31 Pages Posted: 12 Oct 2005 Last revised: 14 May 2009
Date Written: August 1, 2005
With executive compensation in the limelight, the search for best practices has devolved into a drive toward common practices as cautious boards gravitate toward a safe norm. Are these trends in compensation structure as good for the shareholders as they are for the consultants who implement them? Until recently there has been little empirical research to answer such a question. This paper explores some of these trends, and derives some conclusions about their value based on examination of detailed data on executive plans for the S&P 500.
This paper is not concerned with the reasons that compensation structures look the way they do (e.g., executive greed, board capture, market for talent, etc.), nor is it concerned with the issue of high CEO pay per se. Instead, it looks at how these structures as they are work for or against shareholder value creation.
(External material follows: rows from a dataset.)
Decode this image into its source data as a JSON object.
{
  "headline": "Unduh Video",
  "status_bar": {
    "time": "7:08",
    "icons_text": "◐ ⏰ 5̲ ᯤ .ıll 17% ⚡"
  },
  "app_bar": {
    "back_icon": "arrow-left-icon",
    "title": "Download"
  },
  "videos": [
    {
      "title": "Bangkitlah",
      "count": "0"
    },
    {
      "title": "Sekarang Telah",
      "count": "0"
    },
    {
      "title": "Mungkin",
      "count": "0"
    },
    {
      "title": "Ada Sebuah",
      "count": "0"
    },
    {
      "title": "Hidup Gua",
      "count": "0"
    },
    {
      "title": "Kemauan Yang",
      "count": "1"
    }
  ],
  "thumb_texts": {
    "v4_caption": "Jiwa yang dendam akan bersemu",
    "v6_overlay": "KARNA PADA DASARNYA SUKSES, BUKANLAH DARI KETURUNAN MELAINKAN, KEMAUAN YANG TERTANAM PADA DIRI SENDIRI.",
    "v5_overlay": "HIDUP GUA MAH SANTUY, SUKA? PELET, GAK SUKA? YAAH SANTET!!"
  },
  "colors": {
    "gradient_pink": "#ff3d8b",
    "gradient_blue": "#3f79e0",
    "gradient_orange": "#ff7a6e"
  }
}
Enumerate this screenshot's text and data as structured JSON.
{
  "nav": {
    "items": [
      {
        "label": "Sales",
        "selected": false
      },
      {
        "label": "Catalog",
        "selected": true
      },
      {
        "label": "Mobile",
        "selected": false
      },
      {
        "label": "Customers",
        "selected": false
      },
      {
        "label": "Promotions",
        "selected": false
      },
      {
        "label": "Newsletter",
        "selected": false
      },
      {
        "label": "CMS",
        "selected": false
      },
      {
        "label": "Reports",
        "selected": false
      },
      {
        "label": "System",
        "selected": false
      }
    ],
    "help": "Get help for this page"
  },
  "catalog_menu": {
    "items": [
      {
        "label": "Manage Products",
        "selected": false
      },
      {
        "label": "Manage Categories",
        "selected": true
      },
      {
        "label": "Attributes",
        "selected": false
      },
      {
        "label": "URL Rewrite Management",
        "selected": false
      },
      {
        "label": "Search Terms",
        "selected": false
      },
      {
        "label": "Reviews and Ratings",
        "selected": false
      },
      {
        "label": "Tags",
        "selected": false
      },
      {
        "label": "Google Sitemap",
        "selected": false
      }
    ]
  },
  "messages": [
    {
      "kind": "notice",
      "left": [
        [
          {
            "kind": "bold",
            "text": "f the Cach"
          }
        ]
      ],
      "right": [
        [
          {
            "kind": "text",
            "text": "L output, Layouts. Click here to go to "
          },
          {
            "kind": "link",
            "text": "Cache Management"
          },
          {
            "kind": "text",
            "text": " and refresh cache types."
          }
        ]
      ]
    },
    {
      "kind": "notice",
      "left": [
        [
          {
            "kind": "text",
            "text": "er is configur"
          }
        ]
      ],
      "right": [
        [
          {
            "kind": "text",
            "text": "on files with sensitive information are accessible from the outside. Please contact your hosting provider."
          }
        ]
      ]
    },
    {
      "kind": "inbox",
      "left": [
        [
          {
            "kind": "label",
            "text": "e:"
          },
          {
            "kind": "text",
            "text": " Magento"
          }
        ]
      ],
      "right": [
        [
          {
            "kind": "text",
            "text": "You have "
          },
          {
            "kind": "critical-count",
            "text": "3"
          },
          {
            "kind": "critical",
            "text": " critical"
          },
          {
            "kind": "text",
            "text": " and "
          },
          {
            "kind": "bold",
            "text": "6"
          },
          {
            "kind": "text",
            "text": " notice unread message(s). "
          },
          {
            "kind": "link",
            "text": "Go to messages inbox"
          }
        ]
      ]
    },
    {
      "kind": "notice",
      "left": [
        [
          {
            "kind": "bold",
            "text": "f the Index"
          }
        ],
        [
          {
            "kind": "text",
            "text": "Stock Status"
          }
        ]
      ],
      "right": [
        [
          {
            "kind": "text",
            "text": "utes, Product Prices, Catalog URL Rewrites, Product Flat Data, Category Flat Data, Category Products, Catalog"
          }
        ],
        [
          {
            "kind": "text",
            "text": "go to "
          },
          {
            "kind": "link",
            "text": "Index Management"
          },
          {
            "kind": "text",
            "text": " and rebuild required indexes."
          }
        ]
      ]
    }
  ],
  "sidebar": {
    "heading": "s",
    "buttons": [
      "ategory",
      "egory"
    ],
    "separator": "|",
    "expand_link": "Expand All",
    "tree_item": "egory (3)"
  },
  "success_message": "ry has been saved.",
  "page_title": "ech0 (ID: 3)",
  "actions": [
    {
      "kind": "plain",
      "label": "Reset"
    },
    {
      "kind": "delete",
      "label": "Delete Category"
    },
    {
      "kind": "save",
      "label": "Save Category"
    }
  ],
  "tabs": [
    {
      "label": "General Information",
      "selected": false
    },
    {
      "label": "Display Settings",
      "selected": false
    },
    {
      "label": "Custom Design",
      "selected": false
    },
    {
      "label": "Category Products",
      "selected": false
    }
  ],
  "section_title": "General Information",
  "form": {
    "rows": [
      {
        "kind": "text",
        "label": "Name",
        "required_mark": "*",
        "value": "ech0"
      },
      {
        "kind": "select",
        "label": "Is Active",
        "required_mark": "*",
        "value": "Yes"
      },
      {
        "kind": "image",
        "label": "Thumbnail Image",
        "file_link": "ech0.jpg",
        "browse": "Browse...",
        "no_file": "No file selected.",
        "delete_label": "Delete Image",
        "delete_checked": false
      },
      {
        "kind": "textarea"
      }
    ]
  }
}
Against this standard the record is decidedly mixed.
One key finding is that rewarding managers for (old-fashioned) profit growth produces higher stock price returns than the trend toward rewards based on multiple measures or balanced scorecards. Also, the trend toward adding long-term incentive plans to the compensation mix does not appear to improve long-term performance. Finally, the trend toward granting equity based on past year's performance rather than in annual fixed-value amounts appears to be good for shareholders both because of additional incentives created by performance-based grants as well as the elimination of the perverse incentive of rewarding poor stock price performance with more shares.
Keywords: corporate governance, executive compensation
JEL Classification: G30, L20, M52
Suggested Citation: Suggested Citation
Hodak, Marc, Letting Go of Norm: How Executive Compensation Can Do Better than 'Best Practices' (August 1, 2005). Available at SSRN: https://ssrn.com/abstract=816825 or http://dx.doi.org/10.2139/ssrn.816825